Dr. Pennamon said most members of the student body, even those who are not in Mrs. Miller's class, wore buttons recently supporting her as county Teacher of the Year.

"She sees the students as young people and not children," Dr. Pennamon said. "She sees them as people just starting in life, and she respects them. When students respect teachers and teachers respect students, you have a perfect learning environment. She has 100 percent respect of her students as well as adults."

Rewards of teaching are something a person cannot comprehend until becoming a teacher, Mrs. Miller said.

"It may only be thankful in an intransigent nature, but it's self-satisfying," she said. "It feels good knowing that you've helped someone. "Teaching is one of the most important jobs there is. We should take it more seriously, go in class and give 100 percent every day and require 100 percent."

Profile

Age: 49

Family: Husband Greg; children Jennifer, 20, and Justin, 19

Education: Bachelor of science degree in business education from Georgia Southern College and an interdisciplinary master of arts degree in business education from University of South Carolina

Motto:The Golden Rule. "I try to treat others like I would like to be treated."

Years teaching: 21, 18 in Richmond County schools. She worked for a few months at Murphey Middle School and has spent the rest at A.R. Johnson Health, Science and Engineering High School.

Hobbies: Walking, reading, home projects and participating in her church, Augusta Primitive Baptist.

Reach Faith Johnson at (706) 823-3765 or faithj@augustachronicle.com.

FINALISTS

Five Richmond County teachers are finalists for Teach of the Year. The winner will be announced at 7 p.m. Thursday at Radisson Riverfront Hotel Augusta. Today's story is part of a five-part series profiling the finalists

Sunday: Carylin G. Morris, Jamestown Elementary School

Monday: Lisa Griffin Arnold, Academy of Richmond County High School

Tuesday: Julie Vernon Purvis, John S. Davidson Fine Arts Magnet School

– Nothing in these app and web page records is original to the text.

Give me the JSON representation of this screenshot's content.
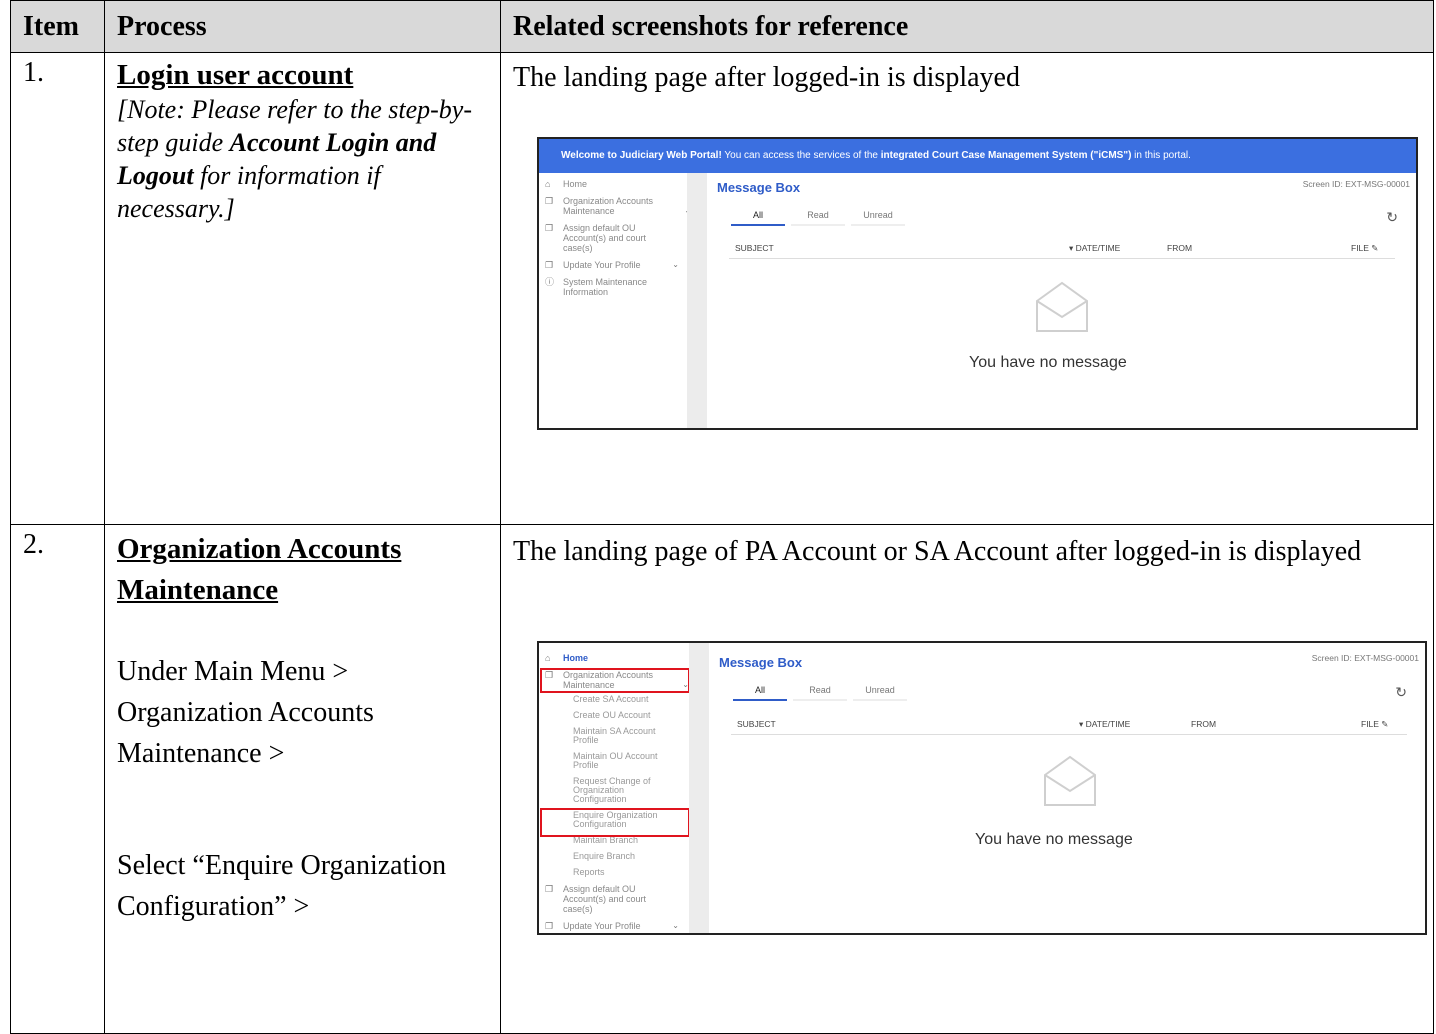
{
  "table": {
    "headers": [
      "Item",
      "Process",
      "Related screenshots for reference"
    ],
    "rows": [
      {
        "item": "1.",
        "title": "Login user account",
        "note_pre": "[Note: Please refer to the step-by-step guide ",
        "note_bold": "Account Login and Logout",
        "note_post": " for information if necessary.]",
        "caption": "The landing page after logged-in is displayed"
      },
      {
        "item": "2.",
        "title": "Organization Accounts Maintenance",
        "step1": "Under Main Menu >",
        "step2": "Organization Accounts Maintenance >",
        "step3": "Select “Enquire Organization Configuration” >",
        "caption": "The landing page of PA Account or SA Account after logged-in is displayed"
      }
    ]
  },
  "screenshot1": {
    "banner_pre": "Welcome to Judiciary Web Portal!",
    "banner_mid": "  You can access the services of the ",
    "banner_bold": "integrated Court Case Management System (\"iCMS\")",
    "banner_post": " in this portal.",
    "menu": [
      "Home",
      "Organization Accounts Maintenance",
      "Assign default OU Account(s) and court case(s)",
      "Update Your Profile",
      "System Maintenance Information"
    ],
    "title": "Message Box",
    "screen_id": "Screen ID: EXT-MSG-00001",
    "tabs": [
      "All",
      "Read",
      "Unread"
    ],
    "columns": [
      "SUBJECT",
      "▾ DATE/TIME",
      "FROM",
      "FILE ✎"
    ],
    "empty": "You have no message"
  },
  "screenshot2": {
    "menu_home": "Home",
    "menu_oam": "Organization Accounts Maintenance",
    "submenu": [
      "Create SA Account",
      "Create OU Account",
      "Maintain SA Account Profile",
      "Maintain OU Account Profile",
      "Request Change of Organization Configuration",
      "Enquire Organization Configuration",
      "Maintain Branch",
      "Enquire Branch",
      "Reports"
    ],
    "menu_assign": "Assign default OU Account(s) and court case(s)",
    "menu_profile": "Update Your Profile",
    "title": "Message Box",
    "screen_id": "Screen ID: EXT-MSG-00001",
    "tabs": [
      "All",
      "Read",
      "Unread"
    ],
    "columns": [
      "SUBJECT",
      "▾ DATE/TIME",
      "FROM",
      "FILE ✎"
    ],
    "empty": "You have no message"
  },
  "colors": {
    "banner": "#3b6fe0",
    "accent": "#2f5cc8",
    "highlight": "#e0141e",
    "header_bg": "#d9d9d9"
  }
}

Wednesday: Lynda C. Jackson, The Alternative School

Today: Joyce Miller, A.R. Johnson Health, Science and Engineering Magnet School